Excerpts from an interface dataset:
◇ ◇ ◇ ◇
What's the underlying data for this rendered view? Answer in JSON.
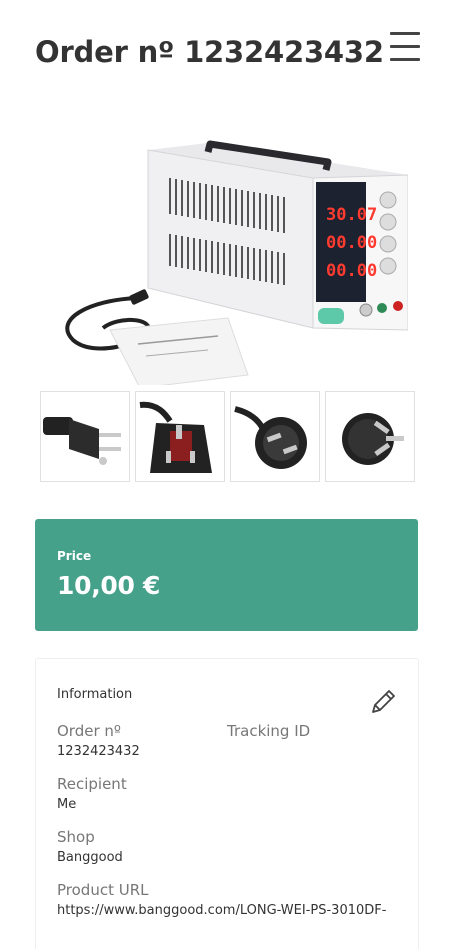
{
  "header": {
    "title": "Order nº 1232423432"
  },
  "icons": {
    "menu": "hamburger-menu-icon",
    "edit": "pencil-icon"
  },
  "product_images": {
    "main": "bench-power-supply-image",
    "thumbnails": [
      "us-plug-image",
      "uk-plug-image",
      "eu-plug-image",
      "au-plug-image"
    ]
  },
  "price": {
    "label": "Price",
    "value": "10,00 €"
  },
  "info": {
    "title": "Information",
    "order_no_label": "Order nº",
    "order_no_value": "1232423432",
    "tracking_label": "Tracking ID",
    "recipient_label": "Recipient",
    "recipient_value": "Me",
    "shop_label": "Shop",
    "shop_value": "Banggood",
    "url_label": "Product URL",
    "url_value": "https://www.banggood.com/LONG-WEI-PS-3010DF-"
  },
  "colors": {
    "accent": "#46a18a",
    "text": "#333333",
    "muted": "#777777"
  }
}
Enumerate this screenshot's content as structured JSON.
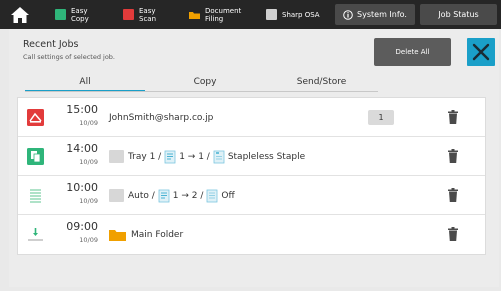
{
  "topbar": {
    "items": [
      {
        "label": "Easy\nCopy",
        "icon": "copy-icon",
        "color": "#2fb57a"
      },
      {
        "label": "Easy\nScan",
        "icon": "scan-icon",
        "color": "#e23b3b"
      },
      {
        "label": "Document\nFiling",
        "icon": "folder-icon",
        "color": "#f0a000"
      },
      {
        "label": "Sharp OSA",
        "icon": "osa-icon",
        "color": "#d0d0d0"
      }
    ],
    "system_info_label": "System Info.",
    "job_status_label": "Job Status"
  },
  "panel": {
    "title": "Recent Jobs",
    "subtitle": "Call settings of selected job.",
    "delete_all_label": "Delete All",
    "tabs": [
      "All",
      "Copy",
      "Send/Store"
    ],
    "active_tab": "All"
  },
  "jobs": [
    {
      "type_icon": "scan-email-icon",
      "time": "15:00",
      "date": "10/09",
      "detail": "JohnSmith@sharp.co.jp",
      "count": "1"
    },
    {
      "type_icon": "copy-icon",
      "time": "14:00",
      "date": "10/09",
      "tray": "Tray 1 /",
      "sides": "1 → 1 /",
      "finish": "Stapleless Staple"
    },
    {
      "type_icon": "copy-list-icon",
      "time": "10:00",
      "date": "10/09",
      "tray": "Auto /",
      "sides": "1 → 2 /",
      "finish": "Off"
    },
    {
      "type_icon": "document-filing-icon",
      "time": "09:00",
      "date": "10/09",
      "folder": "Main Folder"
    }
  ],
  "colors": {
    "accent": "#1a9fc8",
    "scan": "#e23b3b",
    "copy": "#2fb57a",
    "folder": "#f0a000"
  }
}
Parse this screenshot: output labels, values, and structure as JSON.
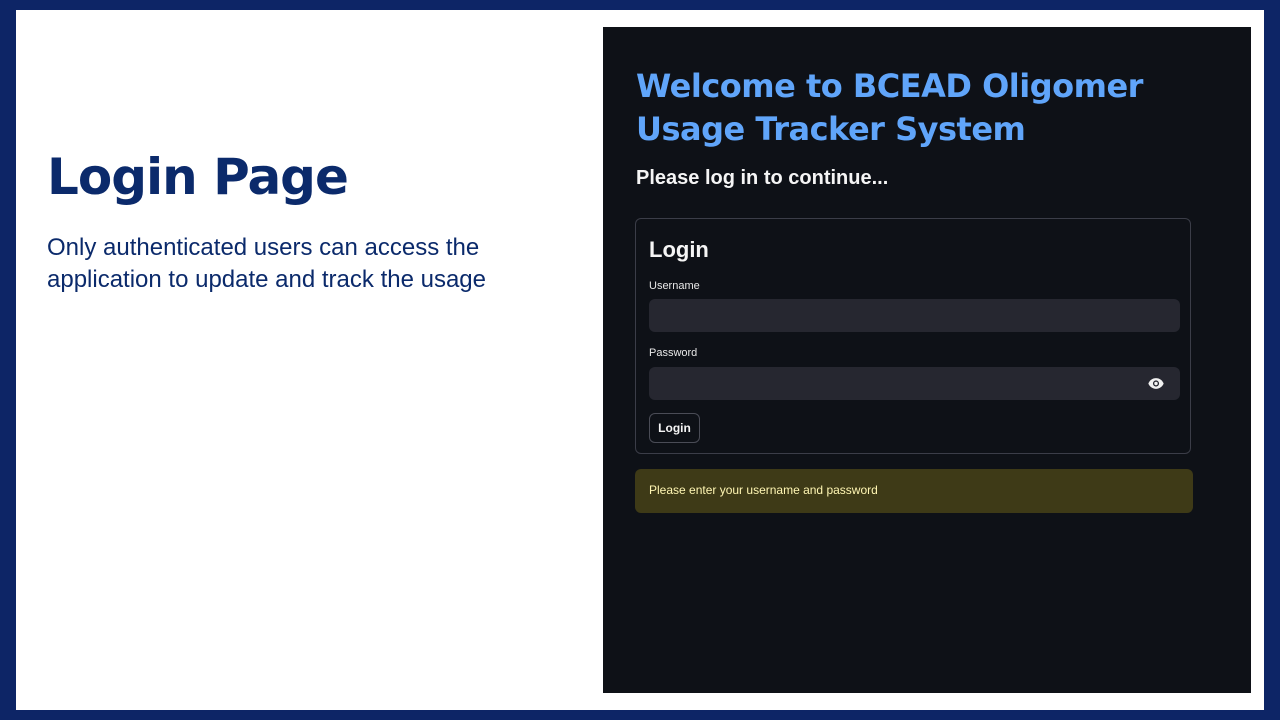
{
  "slide": {
    "title": "Login Page",
    "description": "Only authenticated users can access the application to update and track the usage"
  },
  "app": {
    "title": "Welcome to BCEAD Oligomer Usage Tracker System",
    "subtitle": "Please log in to continue...",
    "form": {
      "heading": "Login",
      "username_label": "Username",
      "username_value": "",
      "password_label": "Password",
      "password_value": "",
      "password_toggle_icon": "eye-icon",
      "submit_label": "Login"
    },
    "warning": "Please enter your username and password"
  },
  "colors": {
    "frame": "#0d2566",
    "slide_text": "#0b2a6b",
    "app_background": "#0e1117",
    "app_title": "#60a5fa",
    "input_background": "#262730",
    "warning_background": "#3e3a17",
    "warning_text": "#fff6b3"
  }
}
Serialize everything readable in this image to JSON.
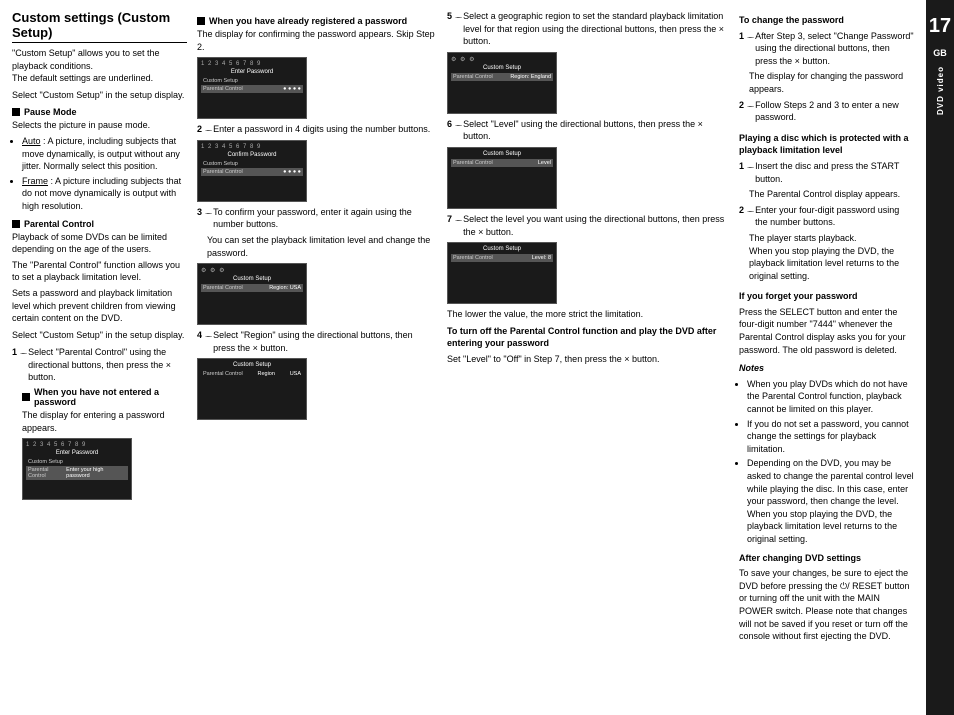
{
  "page": {
    "number": "17",
    "sidebar_label": "DVD video",
    "gb_label": "GB"
  },
  "left_col": {
    "title": "Custom settings (Custom Setup)",
    "intro": "\"Custom Setup\" allows you to set the playback conditions.\nThe default settings are underlined.",
    "select_text": "Select \"Custom Setup\" in the setup display.",
    "pause_mode_header": "Pause Mode",
    "pause_mode_desc": "Selects the picture in pause mode.",
    "pause_bullets": [
      "Auto : A picture, including subjects that move dynamically, is output without any jitter. Normally select this position.",
      "Frame : A picture including subjects that do not move dynamically is output with high resolution."
    ],
    "parental_header": "Parental Control",
    "parental_desc1": "Playback of some DVDs can be limited depending on the age of the users.",
    "parental_desc2": "The \"Parental Control\" function allows you to set a playback limitation level.",
    "parental_desc3": "Sets a password and playback limitation level which prevent children from viewing certain content on the DVD.",
    "parental_select": "Select \"Custom Setup\" in the setup display.",
    "step1_text": "Select \"Parental Control\" using the directional buttons, then press the × button.",
    "no_password_header": "When you have not entered a password",
    "no_password_text": "The display for entering a password appears."
  },
  "middle_col": {
    "step_already_registered_header": "When you have already registered a password",
    "step_already_registered_text": "The display for confirming the password appears.  Skip Step 2.",
    "step2_text": "Enter a password in 4 digits using the number buttons.",
    "step3_text": "To confirm your password, enter it again using the number buttons.",
    "step3_sub": "You can set the playback limitation level and change the password.",
    "step4_text": "Select \"Region\" using the directional buttons, then press the × button."
  },
  "right_col": {
    "step5_text": "Select a geographic region to set the standard playback limitation level for that region using the directional buttons, then press the × button.",
    "step6_text": "Select \"Level\" using the directional buttons, then press the × button.",
    "step7_text": "Select the level you want using the directional buttons, then press the × button.",
    "lower_value_text": "The lower the value, the more strict the limitation.",
    "turn_off_header": "To turn off the Parental Control function and play the DVD after entering your password",
    "turn_off_text": "Set \"Level\" to \"Off\" in Step 7, then press the × button."
  },
  "far_right_col": {
    "change_password_header": "To change the password",
    "change_step1": "After Step 3, select \"Change Password\" using the directional buttons, then press the × button.",
    "change_step1b": "The display for changing the password appears.",
    "change_step2": "Follow Steps 2 and 3 to enter a new password.",
    "protected_header": "Playing a disc which is protected with a playback limitation level",
    "protected_step1": "Insert the disc and press the START button.",
    "protected_step1b": "The Parental Control display appears.",
    "protected_step2": "Enter your four-digit password using the number buttons.",
    "protected_step2b": "The player starts playback.\nWhen you stop playing the DVD, the playback limitation level returns to the original setting.",
    "forget_header": "If you forget your password",
    "forget_text": "Press the SELECT button and enter the four-digit number \"7444\" whenever the Parental Control display asks you for your password. The old password is deleted.",
    "notes_header": "Notes",
    "notes": [
      "When you play DVDs which do not have the Parental Control function, playback cannot be limited on this player.",
      "If you do not set a password, you cannot change the settings for playback limitation.",
      "Depending on the DVD, you may be asked to change the parental control level while playing the disc.  In this case, enter your password, then change the level. When you stop playing the DVD, the playback limitation level returns to the original setting."
    ],
    "after_header": "After changing DVD settings",
    "after_text": "To save your changes, be sure to eject the DVD before pressing the ⏻/ RESET button or turning off the unit with the MAIN POWER switch.  Please note that changes will not be saved if you reset or turn off the console without first ejecting the DVD."
  },
  "screens": {
    "screen1_title": "Enter Password",
    "screen2_title": "Confirm Password",
    "screen3_title": "Confirm Password",
    "screen4_title": "Region",
    "screen5_title": "Region",
    "screen6_title": "Level",
    "screen7_title": "Level"
  }
}
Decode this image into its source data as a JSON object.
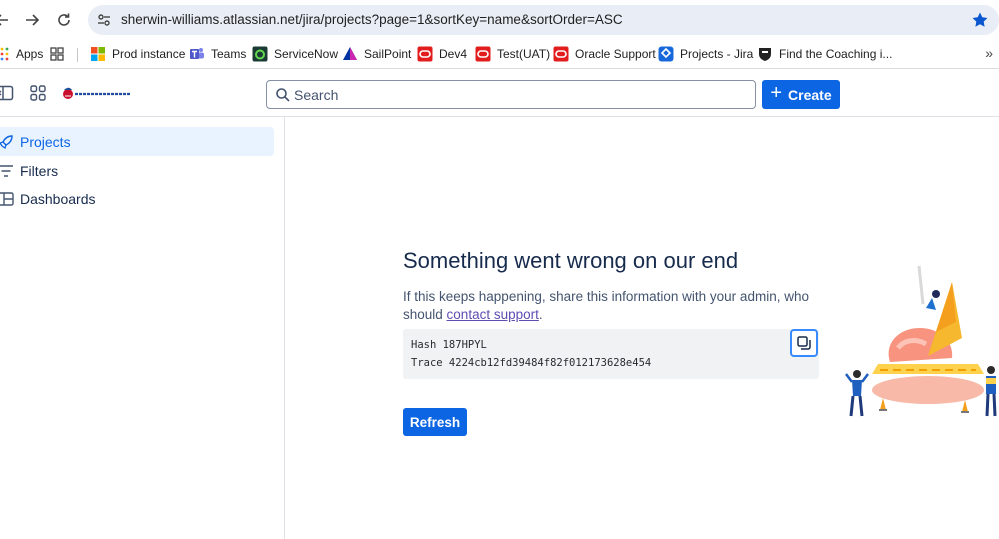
{
  "browser": {
    "url": "sherwin-williams.atlassian.net/jira/projects?page=1&sortKey=name&sortOrder=ASC",
    "bookmarks": [
      {
        "label": "Apps",
        "icon": "apps-grid-icon"
      },
      {
        "label": "",
        "icon": "tab-groups-icon"
      },
      {
        "label": "Prod instance",
        "icon": "microsoft-logo-icon"
      },
      {
        "label": "Teams",
        "icon": "teams-icon"
      },
      {
        "label": "ServiceNow",
        "icon": "servicenow-icon"
      },
      {
        "label": "SailPoint",
        "icon": "sailpoint-icon"
      },
      {
        "label": "Dev4",
        "icon": "oracle-icon"
      },
      {
        "label": "Test(UAT)",
        "icon": "oracle-icon"
      },
      {
        "label": "Oracle Support",
        "icon": "oracle-icon"
      },
      {
        "label": "Projects - Jira",
        "icon": "jira-icon"
      },
      {
        "label": "Find the Coaching i...",
        "icon": "shield-icon"
      }
    ],
    "more_label": "»"
  },
  "header": {
    "search_placeholder": "Search",
    "create_label": "Create",
    "create_plus": "+"
  },
  "sidebar": {
    "items": [
      {
        "label": "Projects",
        "active": true
      },
      {
        "label": "Filters",
        "active": false
      },
      {
        "label": "Dashboards",
        "active": false
      }
    ]
  },
  "error": {
    "title": "Something went wrong on our end",
    "desc_before": "If this keeps happening, share this information with your admin, who should ",
    "link": "contact support",
    "desc_after": ".",
    "hash_line": "Hash 187HPYL",
    "trace_line": "Trace 4224cb12fd39484f82f012173628e454",
    "refresh_label": "Refresh"
  },
  "colors": {
    "brand_blue": "#0c66e4",
    "active_bg": "#e9f2ff",
    "link_purple": "#5e4db2"
  }
}
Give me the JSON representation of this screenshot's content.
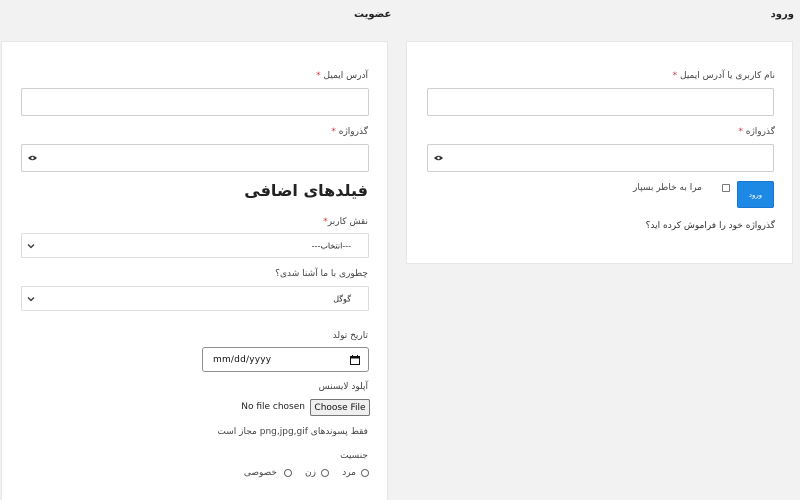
{
  "login": {
    "title": "ورود",
    "username_label": "نام کاربری یا آدرس ایمیل",
    "username_value": "",
    "password_label": "گذرواژه",
    "password_value": "",
    "remember_label": "مرا به خاطر بسپار",
    "submit_label": "ورود",
    "forgot_link": "گذرواژه خود را فراموش کرده اید؟"
  },
  "register": {
    "title": "عضویت",
    "email_label": "آدرس ایمیل",
    "email_value": "",
    "password_label": "گذرواژه",
    "password_value": "",
    "extra_title": "فیلدهای اضافی",
    "role_label": "نقش کاربر",
    "role_value": "---انتخاب---",
    "source_label": "چطوری با ما آشنا شدی؟",
    "source_value": "گوگل",
    "birthdate_label": "تاریخ تولد",
    "birthdate_placeholder": "mm/dd/yyyy",
    "license_label": "آپلود لایسنس",
    "file_button": "Choose File",
    "file_status": "No file chosen",
    "file_hint": "فقط پسوندهای png,jpg,gif مجاز است",
    "gender_label": "جنسیت",
    "gender_options": [
      "مرد",
      "زن",
      "خصوصی"
    ]
  },
  "required_mark": "*",
  "colors": {
    "accent": "#1e88e5",
    "required": "#d23b3b",
    "background": "#f2f2f2"
  },
  "icons": {
    "password_toggle": "eye-icon",
    "select_arrow": "chevron-down-icon",
    "date_picker": "calendar-icon"
  }
}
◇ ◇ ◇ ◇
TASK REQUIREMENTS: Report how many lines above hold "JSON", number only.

WRITTEN REPLY: 6